male/female
Dose descriptor:
LD50
Effect level:
> 2 000 mg/kg bw
Based on:
test mat.
Mortality:
No animals died.
Clinical signs:
Crust formation was seen in the neck in a few animals in all groups including the control group, and was not considered to be treatment-related because a similar finding was also seen in the control group and its incidence did not increase in a dose-dependent manner.
Loss of fur in the forelimb that was bilaterally seen in one or two rats in the L-tyrosine treated groups, was considered to be incidental because this finding is historically quite common.
Body weight:
No differences between controls and treated groups.
Gross pathology:
Significant increases, or a tendency thereof, were found in absolute and relative weights of liver and kidneys in males and females at 2000 mg/kg bw/day. Decreased absolute adrenal weight (right side) was noted in females at 600 and 2000 mg/kg bw/day, but was considered to be incidental because it was seen unilaterally, was not associated with a changes in relative adrenal weight, and individual weight was within the range of variation in the control group.
Other findings:
- Stomach: Edema of the cornified layer at the limiting ridge (minimal to slight) was seen in 2 females at 600 mg/kg bw/day and in 3 males and 4 females at 2000 mg/kg bw/day. Edema of the cornified layer at the forestomach (minimal) was seen in 1 female at 2000 mg/kg bw/day.
- Liver: Centrilobular hypertrophy of hepatocytes (minimal) was seen in 2 males and 2 females at 2000 mg/kg bw/day.
- Kidney: Diffusely increased hyaline droplets were seen in the proximal tubules (minimal to moderate) in 9 males at 2000 mg/kg bw/day with higher grade and incidence than in the control.
Conclusions:
We can assume that the LD50 for males and females will be > 2000 mg/kg bw/d because after 90 days of dosing no animal died.
Executive summary:

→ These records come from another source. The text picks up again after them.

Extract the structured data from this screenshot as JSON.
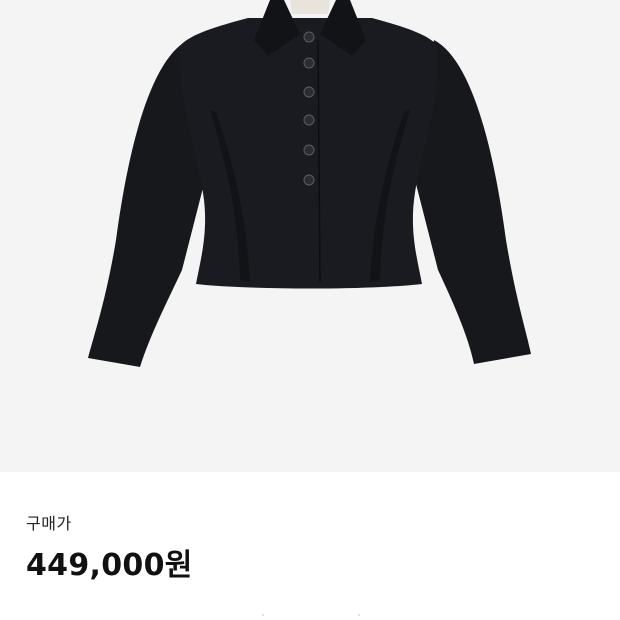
{
  "product": {
    "image_icon": "jacket-image",
    "image_background": "#f4f4f4",
    "jacket_color": "#16171b",
    "button_count": 6
  },
  "price": {
    "label": "구매가",
    "value": "449,000원"
  }
}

In this current study the potential toxicity of L-tyrosine was evaluated in a 13-week repeated-dose oral toxicity study in rats according to OECD 408. The study was not GLP. L- tyrosine was administered by gavage to 4 groups each consisting of 10 males and 10 females. The doses were 0 (vehicle: water), 200, 600 or 2000 mg/kg bw/day.

No deaths occured during the administration period in any of the study groups. No L-tyrosine-related changes were observed in clinical signs, body weight, food and water consumption, ophthalmology or necropsy.

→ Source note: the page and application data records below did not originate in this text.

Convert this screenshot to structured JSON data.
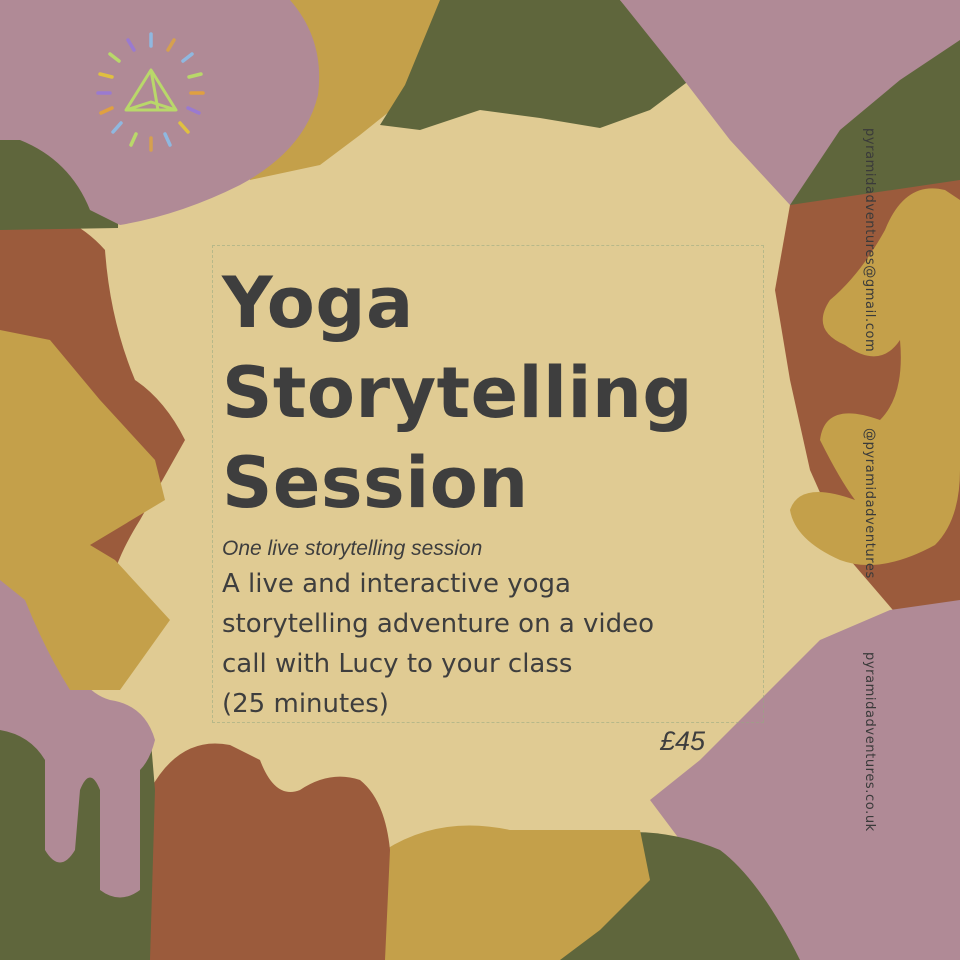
{
  "colors": {
    "cream": "#e0cb93",
    "mauve": "#b08a96",
    "olive": "#5f663c",
    "mustard": "#c4a04a",
    "rust": "#9b5b3c",
    "text": "#3e3e3e"
  },
  "logo": {
    "icon": "pyramid-sunburst-icon"
  },
  "card": {
    "title_lines": [
      "Yoga",
      "Storytelling",
      "Session"
    ],
    "subtitle": "One live storytelling session",
    "description_lines": [
      "A live and interactive yoga",
      "storytelling adventure on a video",
      "call with Lucy to your class",
      "(25 minutes)"
    ],
    "price": "£45"
  },
  "sidebar": {
    "email": "pyramidadventures@gmail.com",
    "handle": "@pyramidadventures",
    "website": "pyramidadventures.co.uk"
  }
}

Some L-tyrosine-related changes were observed in the stomach, the liver and kidneys.

Additionally, significant changes were seen in biochemical parameters.

Cataract formation was not observed in this study at any dose level.

Even though this study is not an acute toxicity study, based on the above results, we can assume that the LD50 for males and females will be > 2000 mg/kg bw/d because after 90 days of dosing no animal died.

Endpoint conclusion
Endpoint conclusion:
no adverse effect observed

Acute toxicity: via inhalation route

Endpoint conclusion
Endpoint conclusion:
no study available

Acute toxicity: via dermal route

Endpoint conclusion
Endpoint conclusion:
no study available

Additional information

Acute oral toxicity

In the study of Mullenix the administration dose was not as high as recommended in the guideline. Also, the focus of the study was behavioral observation. However, no animal died during the observation period of 2 weeks. Additionally, there is a 90-days repeated dose toxicity study available according to OECD 408 in which rats were orally dosed up to 2000 mg/kg bw for 13 weeks and the no animal died during this period. Taking together in a weight-of-evidence approach no new acute toxicity test is needed, as the available information is sufficient.

Justification for classification or non-classification

As no mortality was observed in the available publications at a dose of 2000 mg/kg bw/d, the test item is not to be classified for acute oral toxicity.